THE PERSUASIONS -- the sublime acapella group started on street corners in Philly, championed by Frank Zappa who took them to Carnegie Hall with The Mothers of Invention.  The Persuasions will break your heart, and when one singer tells us toward the end of the show about tire irons, and his friendship with Dr King, you might well think of so-called presidential tweets as the tire irons of today's media streets.

TAYLOR BRANCH - his magisterial three-volume biography of Dr King tells of his life and the context of the wider America of the day, of LBJ, the Vietnam war, and non-violence.  We hear of the struggles for Dr King against a mocking press, and of the soaring narratives that inspired a movement.  It's important to hear these voices, because they tell us who we are, and what values we have and are in danger of losing.

We'll hear an excerpt from the speech Dr King gave, his last, the night before his assasination.  It's what we need to hear now, in this country, which unlike, as Dr King says, China or Russia, where we have the right to demand our rights.  His view from the mountaintop in Memphis in 1968 reaches to January 2018.

 


Today, SEDGE THOMSON presents A CAPELLA COLLUSION

Great singers, some who might be joined in by a bit of instrumentation, but essentially pure voice.

From England, THE KING'S SINGERS - who bring their gift for nuance to the Beach Boys, the Beatles, and the 16th century greats.

From Tuva - two singing groups of throat singers, one male, CHIRGILCHIN,  one female, "The Daughters of Tuva" - TYVA KYZA.  They each sing of romance and horses and wind-swept steppes. There will be Russian spoken and translated.

From Louisiana - THE MAGNOLIA SISTERS who sing of the women's life

From San Francisco - CHANTICLEER who sing from Peter Schickele's comic mini-masterpiece, "Go for Broke," the story of a loterry winner and his new-found pals.

And we dedicate today's show to the Boeing 747, the elegant piece of flying architecture which carried so many of us to and from radio shows, vacations, business trips, family visits.  The last domestic airline 747 was retired to the desert a couple of weeks ago.  The 747 is still used by some international airlines, cargo lines, and as Air Force 1.
The 787 is a magnificent plane.  Will it be as storied and romantic as the vision of the 747 with its loft-space upper deck?  Who knows.  A tribute to human ingenuity and the laws of physics.

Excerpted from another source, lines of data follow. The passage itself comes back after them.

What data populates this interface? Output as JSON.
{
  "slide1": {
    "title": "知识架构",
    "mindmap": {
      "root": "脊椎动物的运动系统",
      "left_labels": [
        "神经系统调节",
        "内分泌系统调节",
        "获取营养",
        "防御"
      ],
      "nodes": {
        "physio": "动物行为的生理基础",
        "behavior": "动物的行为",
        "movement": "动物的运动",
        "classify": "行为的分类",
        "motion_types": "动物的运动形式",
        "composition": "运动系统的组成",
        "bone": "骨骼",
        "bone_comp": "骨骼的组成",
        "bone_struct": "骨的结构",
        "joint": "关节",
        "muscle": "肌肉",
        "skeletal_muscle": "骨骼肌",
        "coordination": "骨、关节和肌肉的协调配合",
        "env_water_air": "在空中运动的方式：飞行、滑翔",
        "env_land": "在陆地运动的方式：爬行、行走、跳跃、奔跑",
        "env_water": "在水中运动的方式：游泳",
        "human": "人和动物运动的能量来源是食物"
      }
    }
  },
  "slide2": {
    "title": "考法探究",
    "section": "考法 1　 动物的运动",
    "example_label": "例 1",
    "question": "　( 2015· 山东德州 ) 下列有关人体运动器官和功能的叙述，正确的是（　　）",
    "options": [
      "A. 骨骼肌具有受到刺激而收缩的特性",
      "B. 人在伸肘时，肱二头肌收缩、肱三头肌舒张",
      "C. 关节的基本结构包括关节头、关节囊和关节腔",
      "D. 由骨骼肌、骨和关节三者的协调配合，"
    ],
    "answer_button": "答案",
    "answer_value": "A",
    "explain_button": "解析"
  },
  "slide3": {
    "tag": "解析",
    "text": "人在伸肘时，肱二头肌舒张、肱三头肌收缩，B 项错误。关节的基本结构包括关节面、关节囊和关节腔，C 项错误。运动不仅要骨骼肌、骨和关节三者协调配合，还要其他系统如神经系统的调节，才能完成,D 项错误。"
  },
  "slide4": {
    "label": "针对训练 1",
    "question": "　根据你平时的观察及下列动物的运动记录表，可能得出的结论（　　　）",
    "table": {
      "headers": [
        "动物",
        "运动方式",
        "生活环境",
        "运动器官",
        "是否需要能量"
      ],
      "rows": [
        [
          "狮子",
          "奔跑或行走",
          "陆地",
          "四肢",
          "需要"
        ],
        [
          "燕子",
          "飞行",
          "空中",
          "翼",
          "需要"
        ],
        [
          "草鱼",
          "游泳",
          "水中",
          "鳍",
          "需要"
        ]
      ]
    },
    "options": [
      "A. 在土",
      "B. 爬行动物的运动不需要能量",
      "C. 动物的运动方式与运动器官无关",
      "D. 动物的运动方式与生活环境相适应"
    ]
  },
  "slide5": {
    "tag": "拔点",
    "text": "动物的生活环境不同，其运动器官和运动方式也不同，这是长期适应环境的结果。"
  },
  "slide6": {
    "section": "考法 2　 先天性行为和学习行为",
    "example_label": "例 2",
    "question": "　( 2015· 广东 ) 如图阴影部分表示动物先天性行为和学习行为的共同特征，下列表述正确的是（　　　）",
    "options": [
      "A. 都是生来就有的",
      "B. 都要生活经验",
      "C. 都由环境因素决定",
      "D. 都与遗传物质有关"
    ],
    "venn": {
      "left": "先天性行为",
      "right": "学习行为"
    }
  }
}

And for more about KEPLER'S DREAM, available for streaming starting 26 January.